▸ Input records:
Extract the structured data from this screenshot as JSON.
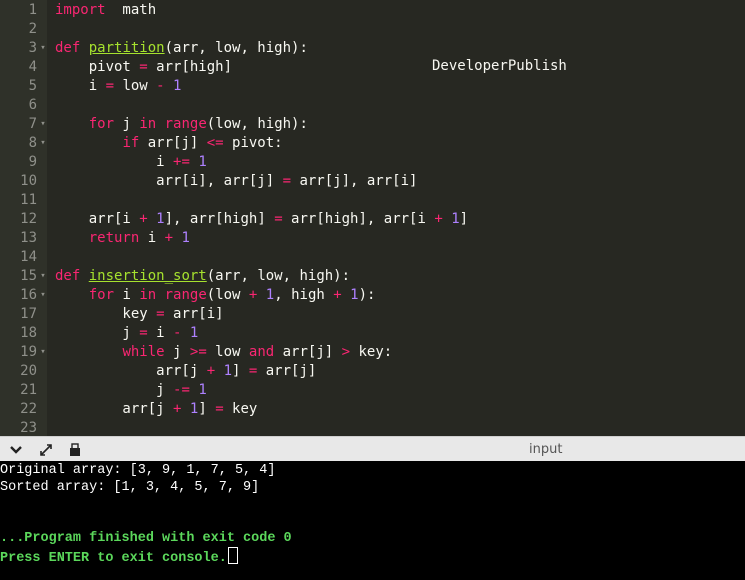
{
  "editor": {
    "watermark": "DeveloperPublish",
    "lines": [
      {
        "n": "1",
        "fold": false,
        "t": [
          [
            "kw",
            "import"
          ],
          [
            "",
            "  math"
          ]
        ]
      },
      {
        "n": "2",
        "fold": false,
        "t": []
      },
      {
        "n": "3",
        "fold": true,
        "t": [
          [
            "kw",
            "def"
          ],
          [
            "",
            " "
          ],
          [
            "fn",
            "partition"
          ],
          [
            "",
            "(arr, low, high):"
          ]
        ]
      },
      {
        "n": "4",
        "fold": false,
        "t": [
          [
            "",
            "    pivot "
          ],
          [
            "op",
            "="
          ],
          [
            "",
            " arr[high]"
          ]
        ]
      },
      {
        "n": "5",
        "fold": false,
        "t": [
          [
            "",
            "    i "
          ],
          [
            "op",
            "="
          ],
          [
            "",
            " low "
          ],
          [
            "op",
            "-"
          ],
          [
            "",
            " "
          ],
          [
            "num",
            "1"
          ]
        ]
      },
      {
        "n": "6",
        "fold": false,
        "t": []
      },
      {
        "n": "7",
        "fold": true,
        "t": [
          [
            "",
            "    "
          ],
          [
            "kw",
            "for"
          ],
          [
            "",
            " j "
          ],
          [
            "kw",
            "in"
          ],
          [
            "",
            " "
          ],
          [
            "bi",
            "range"
          ],
          [
            "",
            "(low, high):"
          ]
        ]
      },
      {
        "n": "8",
        "fold": true,
        "t": [
          [
            "",
            "        "
          ],
          [
            "kw",
            "if"
          ],
          [
            "",
            " arr[j] "
          ],
          [
            "op",
            "<="
          ],
          [
            "",
            " pivot:"
          ]
        ]
      },
      {
        "n": "9",
        "fold": false,
        "t": [
          [
            "",
            "            i "
          ],
          [
            "op",
            "+="
          ],
          [
            "",
            " "
          ],
          [
            "num",
            "1"
          ]
        ]
      },
      {
        "n": "10",
        "fold": false,
        "t": [
          [
            "",
            "            arr[i], arr[j] "
          ],
          [
            "op",
            "="
          ],
          [
            "",
            " arr[j], arr[i]"
          ]
        ]
      },
      {
        "n": "11",
        "fold": false,
        "t": []
      },
      {
        "n": "12",
        "fold": false,
        "t": [
          [
            "",
            "    arr[i "
          ],
          [
            "op",
            "+"
          ],
          [
            "",
            " "
          ],
          [
            "num",
            "1"
          ],
          [
            "",
            "], arr[high] "
          ],
          [
            "op",
            "="
          ],
          [
            "",
            " arr[high], arr[i "
          ],
          [
            "op",
            "+"
          ],
          [
            "",
            " "
          ],
          [
            "num",
            "1"
          ],
          [
            "",
            "]"
          ]
        ]
      },
      {
        "n": "13",
        "fold": false,
        "t": [
          [
            "",
            "    "
          ],
          [
            "kw",
            "return"
          ],
          [
            "",
            " i "
          ],
          [
            "op",
            "+"
          ],
          [
            "",
            " "
          ],
          [
            "num",
            "1"
          ]
        ]
      },
      {
        "n": "14",
        "fold": false,
        "t": []
      },
      {
        "n": "15",
        "fold": true,
        "t": [
          [
            "kw",
            "def"
          ],
          [
            "",
            " "
          ],
          [
            "fn",
            "insertion_sort"
          ],
          [
            "",
            "(arr, low, high):"
          ]
        ]
      },
      {
        "n": "16",
        "fold": true,
        "t": [
          [
            "",
            "    "
          ],
          [
            "kw",
            "for"
          ],
          [
            "",
            " i "
          ],
          [
            "kw",
            "in"
          ],
          [
            "",
            " "
          ],
          [
            "bi",
            "range"
          ],
          [
            "",
            "(low "
          ],
          [
            "op",
            "+"
          ],
          [
            "",
            " "
          ],
          [
            "num",
            "1"
          ],
          [
            "",
            ", high "
          ],
          [
            "op",
            "+"
          ],
          [
            "",
            " "
          ],
          [
            "num",
            "1"
          ],
          [
            "",
            "):"
          ]
        ]
      },
      {
        "n": "17",
        "fold": false,
        "t": [
          [
            "",
            "        key "
          ],
          [
            "op",
            "="
          ],
          [
            "",
            " arr[i]"
          ]
        ]
      },
      {
        "n": "18",
        "fold": false,
        "t": [
          [
            "",
            "        j "
          ],
          [
            "op",
            "="
          ],
          [
            "",
            " i "
          ],
          [
            "op",
            "-"
          ],
          [
            "",
            " "
          ],
          [
            "num",
            "1"
          ]
        ]
      },
      {
        "n": "19",
        "fold": true,
        "t": [
          [
            "",
            "        "
          ],
          [
            "kw",
            "while"
          ],
          [
            "",
            " j "
          ],
          [
            "op",
            ">="
          ],
          [
            "",
            " low "
          ],
          [
            "kw",
            "and"
          ],
          [
            "",
            " arr[j] "
          ],
          [
            "op",
            ">"
          ],
          [
            "",
            " key:"
          ]
        ]
      },
      {
        "n": "20",
        "fold": false,
        "t": [
          [
            "",
            "            arr[j "
          ],
          [
            "op",
            "+"
          ],
          [
            "",
            " "
          ],
          [
            "num",
            "1"
          ],
          [
            "",
            "] "
          ],
          [
            "op",
            "="
          ],
          [
            "",
            " arr[j]"
          ]
        ]
      },
      {
        "n": "21",
        "fold": false,
        "t": [
          [
            "",
            "            j "
          ],
          [
            "op",
            "-="
          ],
          [
            "",
            " "
          ],
          [
            "num",
            "1"
          ]
        ]
      },
      {
        "n": "22",
        "fold": false,
        "t": [
          [
            "",
            "        arr[j "
          ],
          [
            "op",
            "+"
          ],
          [
            "",
            " "
          ],
          [
            "num",
            "1"
          ],
          [
            "",
            "] "
          ],
          [
            "op",
            "="
          ],
          [
            "",
            " key"
          ]
        ]
      },
      {
        "n": "23",
        "fold": false,
        "t": []
      }
    ]
  },
  "toolbar": {
    "input_label": "input",
    "icons": [
      "chevron-down-icon",
      "expand-icon",
      "copy-icon"
    ]
  },
  "console": {
    "lines": [
      {
        "text": "Original array: [3, 9, 1, 7, 5, 4]",
        "style": "w"
      },
      {
        "text": "Sorted array: [1, 3, 4, 5, 7, 9]",
        "style": "w"
      },
      {
        "text": "",
        "style": "w"
      },
      {
        "text": "",
        "style": "w"
      },
      {
        "text": "...Program finished with exit code 0",
        "style": "g"
      },
      {
        "text": "Press ENTER to exit console.",
        "style": "g"
      }
    ]
  },
  "colors": {
    "editor_bg": "#272822",
    "keyword": "#f92672",
    "function": "#a6e22e",
    "number": "#ae81ff",
    "console_green": "#5bd75b"
  }
}
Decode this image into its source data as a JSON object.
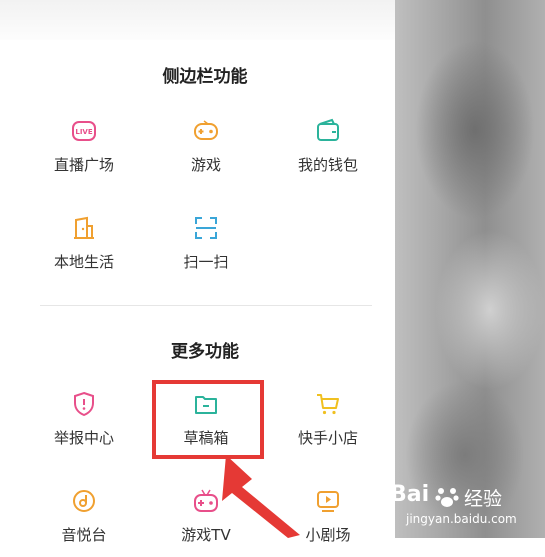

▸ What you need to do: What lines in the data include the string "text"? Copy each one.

▸ Output of the task:
        "text": "Original array: [3, 9, 1, 7, 5, 4]",
        "text": "Sorted array: [1, 3, 4, 5, 7, 9]",
        "text": "",
        "text": "",
        "text": "...Program finished with exit code 0",
        "text": "Press ENTER to exit console.",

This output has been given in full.